Football Association of Malawi (FAM) has conceded that it is in breach of contract with Puma having failed to meet a July deadline to order another consignment of the replica jerseys.
FAM had hoped to sell half of the 10 700 initial consignment by July so that it could order another lot as per agreement with the giant sportswear manufacturer.
However, the associationâ€™s president Walter Nyamilandu said they could not order another consignment as they still have old stock.
â€œIf we go by the contract [that we signed with Puma], then we are in breach, but our position is that the quantities that were discussed were not realistic and there is need to renegotiate,â€ said Nyamilandu.
Asked if there are likely to be repercussions following the breach, Nyamilandu said: â€œThere could be repercussions, but the worst scenario would be termination of the contract. However, the contract is still on and we are in touch with Puma. We hope they will understand the reasons we have given them.â€
He also said as of now there is no need to press the panic button as FAM paid Puma all its dues for the initial consignment.
â€œThe drawback is that we have not received complementary items for the national teams due to our failure to finish selling the first consignment. So, Puma have lost nothing,â€ he said.
On whether the association carried out an a research before venturing into the business, Nyamilandu said: â€œWhen we went into the business, we responded to the need [for replica jerseys]. The fans wanted to be identified with their team.
â€œBut, perhaps, we overestimated the demand. The thinking was that we would do it on a trial-basis for a year. We have, however, been impressed with those that have bought the replica jerseys. The market is there, but not as huge as we anticipated.â€
However, Nyamilandu could not say how many replicas have been sold so far. He referred Weekend Nation to the associationâ€™s commercial manager Casper Jangale who said needed more time to reconcile the figures.
But Jangale claimed that the sales had picked up since the price was reduced from K9 000 ($30) to K5 000 (about $16).
â€œThere has been notable improvement in the sales since the reduction of the price,â€ he said.
He dismissed suggestions that the development is clear testimony that the business venture was a flop.
â€œOne thing that people need to understand is that it was the first time for us to venture into such kind of business and we were bound to encounter challenges,â€ said Jangale.
He claimed that according to a recent market analysis, the class of people that wanted the replicas were mostly lower class who cannot afford the price.
â€œIt is not that we did not offer a suitable product, but our market is mostly the lower class who can hardly afford. Unfortunately, other brands ascertain the quality according to the class of people,â€ he said.

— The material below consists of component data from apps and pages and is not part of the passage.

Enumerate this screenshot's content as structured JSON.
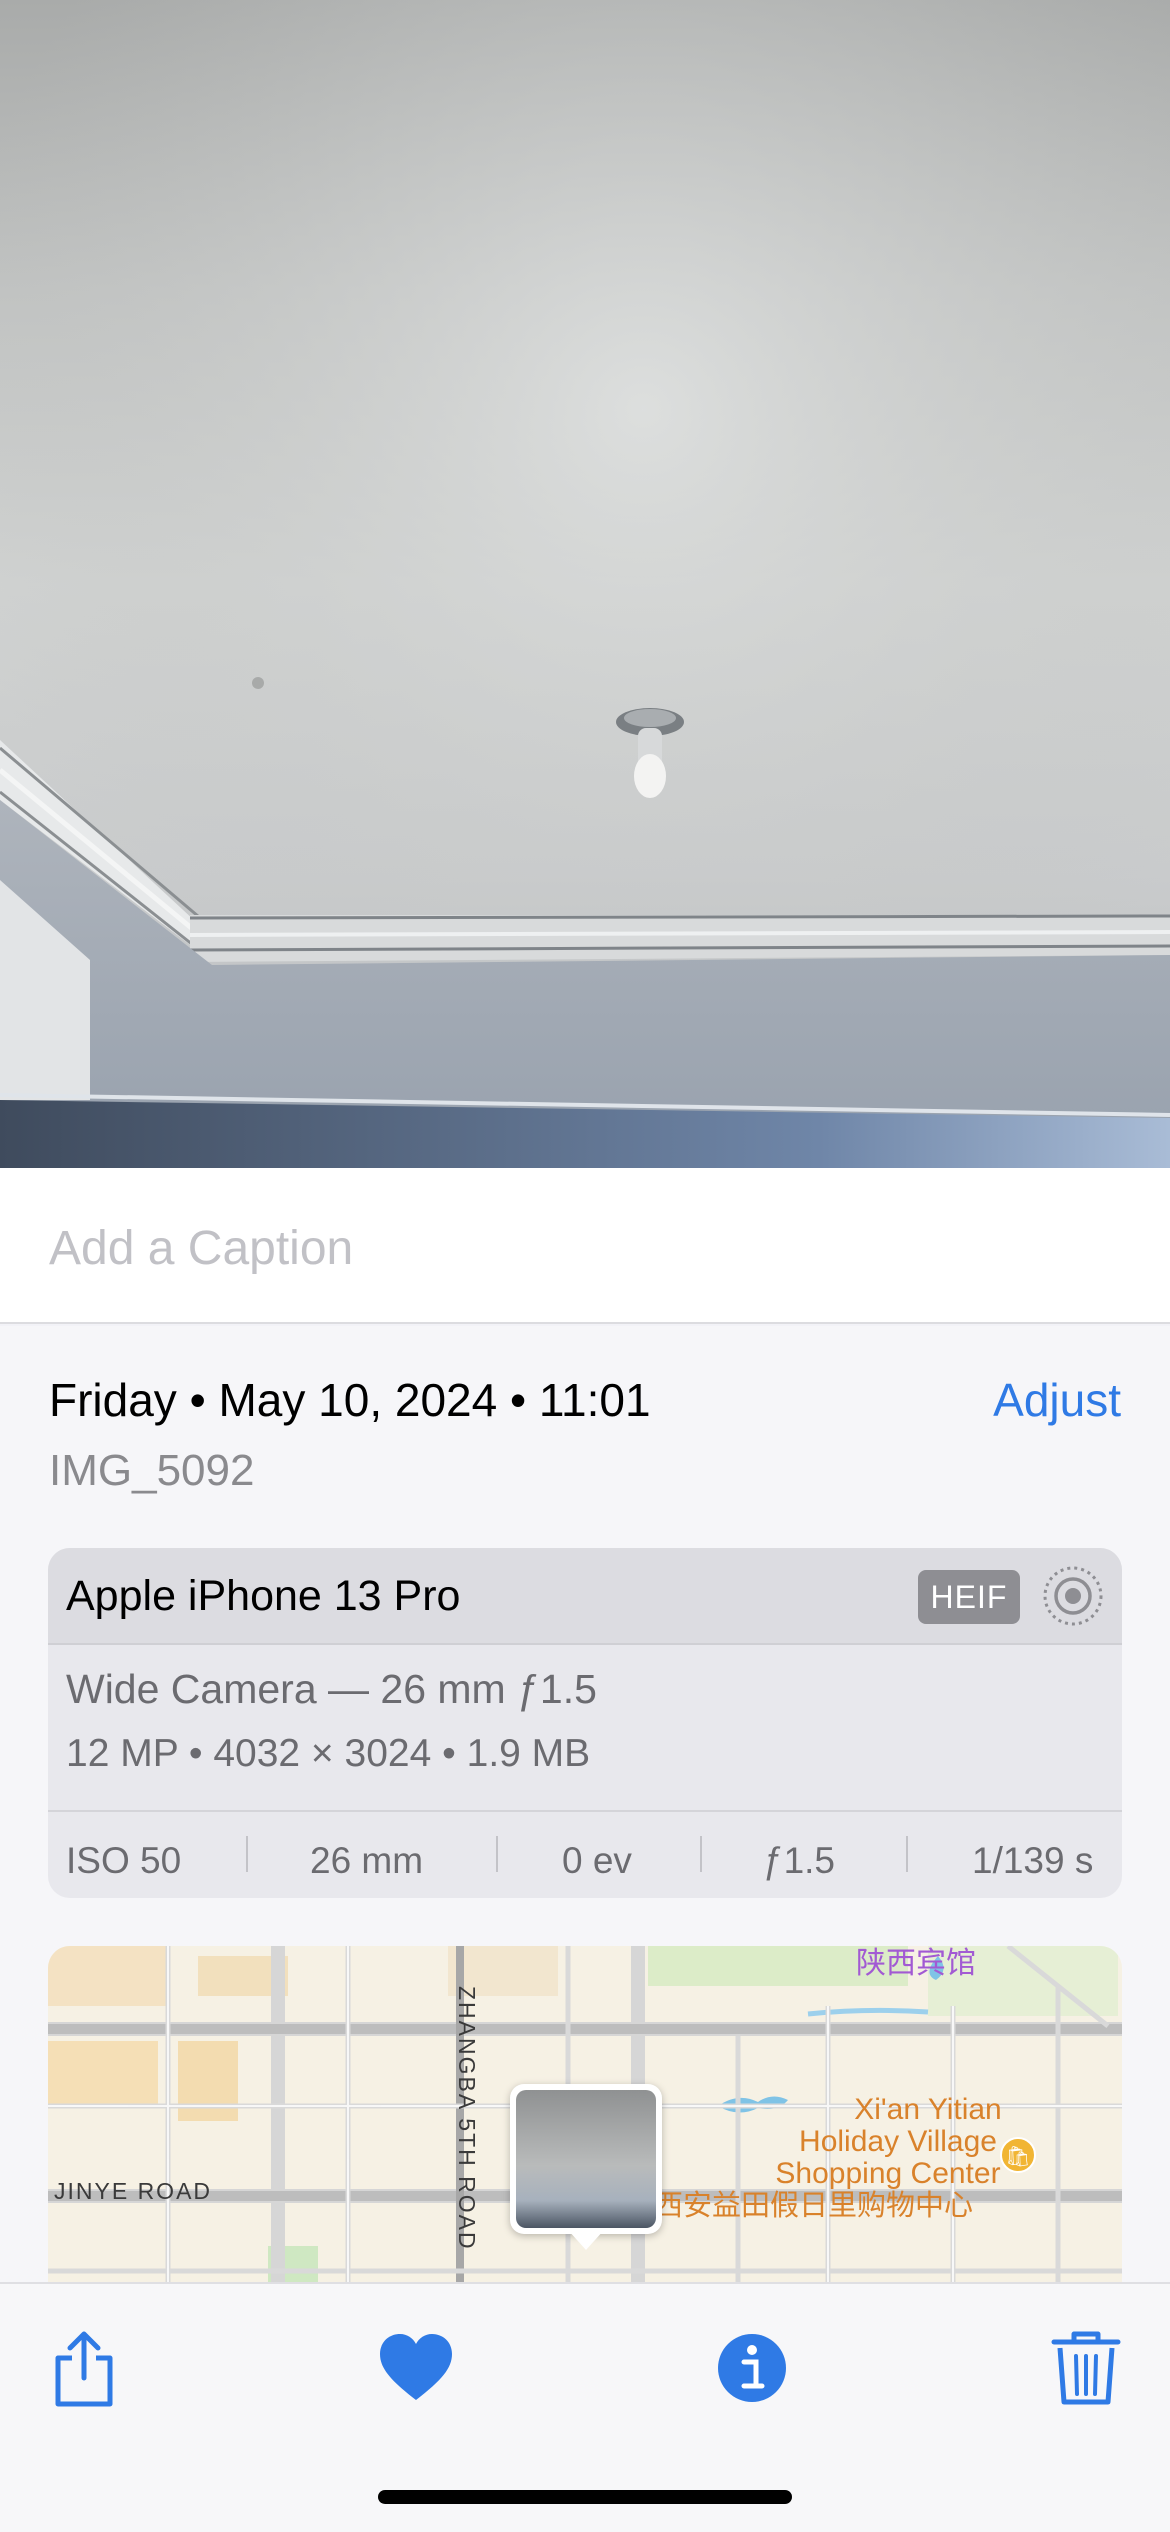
{
  "caption": {
    "placeholder": "Add a Caption"
  },
  "info": {
    "date_line": "Friday • May 10, 2024 • 11:01",
    "adjust_label": "Adjust",
    "filename": "IMG_5092"
  },
  "camera": {
    "device": "Apple iPhone 13 Pro",
    "format_badge": "HEIF",
    "lens": "Wide Camera — 26 mm ƒ1.5",
    "specs": "12 MP  •  4032 × 3024  •  1.9 MB",
    "exif": {
      "iso": "ISO 50",
      "focal_length": "26 mm",
      "exposure_bias": "0 ev",
      "aperture": "ƒ1.5",
      "shutter": "1/139 s"
    },
    "icons": [
      "live-photo-icon"
    ]
  },
  "map": {
    "road_jinye": "JINYE ROAD",
    "road_zhangba": "ZHANGBA 5TH ROAD",
    "poi_en_line1": "Xi'an Yitian",
    "poi_en_line2": "Holiday Village",
    "poi_en_line3": "Shopping Center",
    "poi_cn": "西安益田假日里购物中心",
    "poi_top_partial": "陕西宾馆"
  },
  "toolbar": {
    "icons": [
      "share-icon",
      "favorite-heart-icon",
      "info-icon",
      "trash-icon"
    ]
  },
  "colors": {
    "accent": "#2f7ae5",
    "heart": "#2f7ae5",
    "poi": "#d9822b"
  }
}
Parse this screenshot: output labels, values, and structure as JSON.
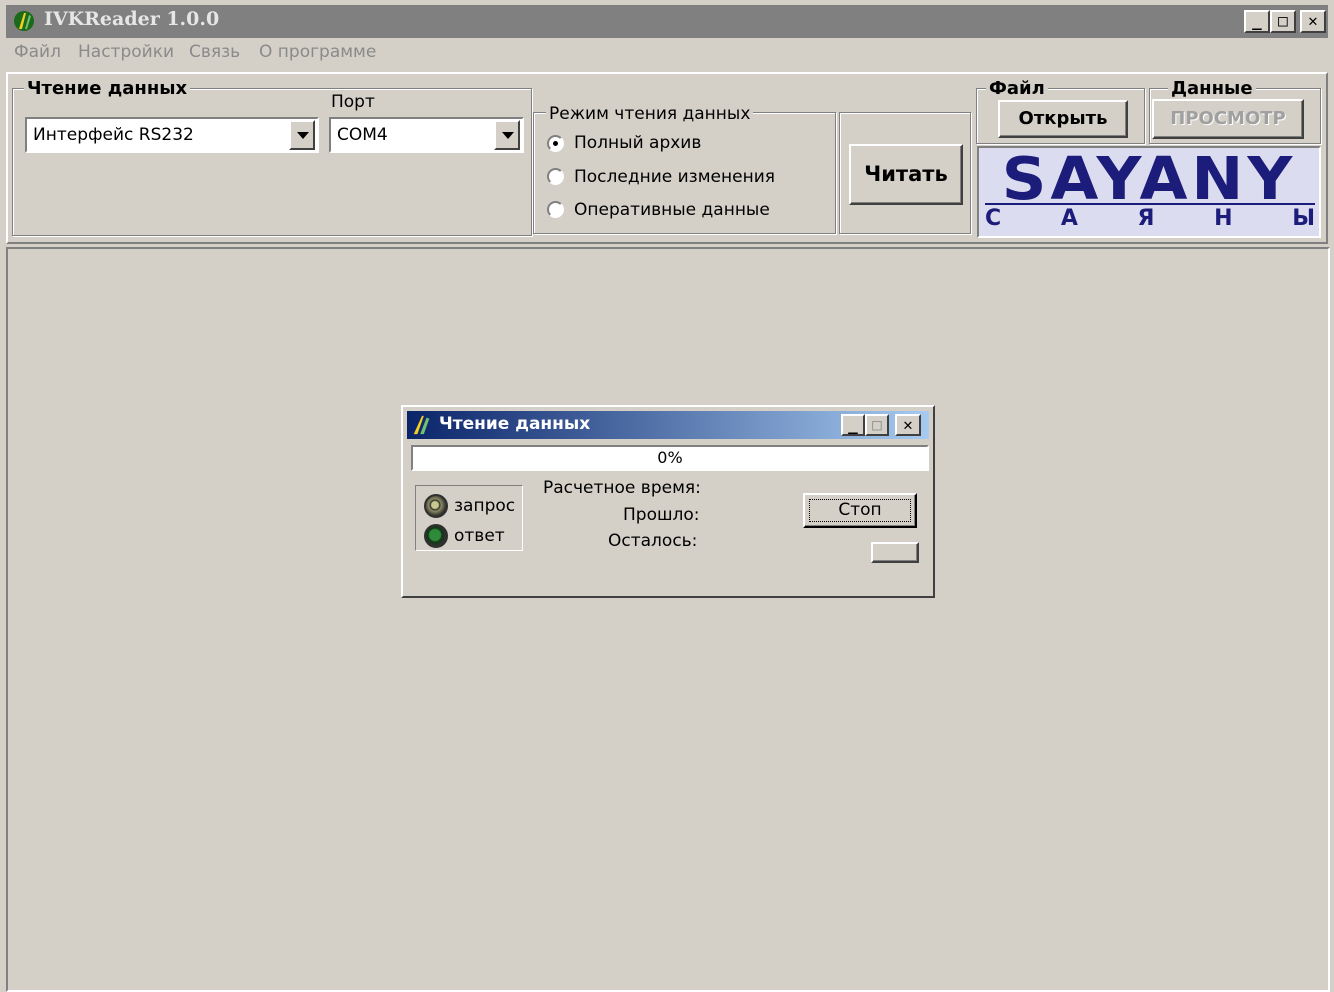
{
  "window": {
    "title": "IVKReader 1.0.0"
  },
  "menu": [
    "Файл",
    "Настройки",
    "Связь",
    "О программе"
  ],
  "read_group": {
    "legend": "Чтение данных",
    "interface_value": "Интерфейс RS232",
    "port_label": "Порт",
    "port_value": "COM4"
  },
  "mode_group": {
    "legend": "Режим чтения данных",
    "options": [
      "Полный архив",
      "Последние изменения",
      "Оперативные данные"
    ],
    "selected": 0
  },
  "read_button": "Читать",
  "file_group": {
    "legend": "Файл",
    "open_button": "Открыть"
  },
  "data_group": {
    "legend": "Данные",
    "view_button": "ПРОСМОТР"
  },
  "logo": {
    "main": "SAYANY",
    "letters": [
      "С",
      "А",
      "Я",
      "Н",
      "Ы"
    ]
  },
  "dialog": {
    "title": "Чтение данных",
    "progress": "0%",
    "progress_fraction": 0,
    "request_label": "запрос",
    "response_label": "ответ",
    "estimated_label": "Расчетное время:",
    "elapsed_label": "Прошло:",
    "remaining_label": "Осталось:",
    "stop_button": "Стоп"
  },
  "colors": {
    "face": "#d4d0c8",
    "title_active": "#0a246a",
    "title_inactive": "#808080",
    "logo_blue": "#1c1c7a"
  }
}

However, veteran soccer commentator and marketer Moses Dossi said the development was proof that FAM did not conduct a proper research before venturing into the business.
FAM had hoped to clear half of the consignment by June when the Flames faced Nigeria and Chad in 2014 World Cup and 2013 Africa Cup of Nations qualifiers.
According to the contract, FAM is supposed to order at least one consignment every year.
During the launch of the replicas in September last year, Nyamilandu said as one way of maximising the sales, they planned to order two or three consignments a year. He also said FAM had an opportunity to periodically introduce a new design to refresh and excite the market.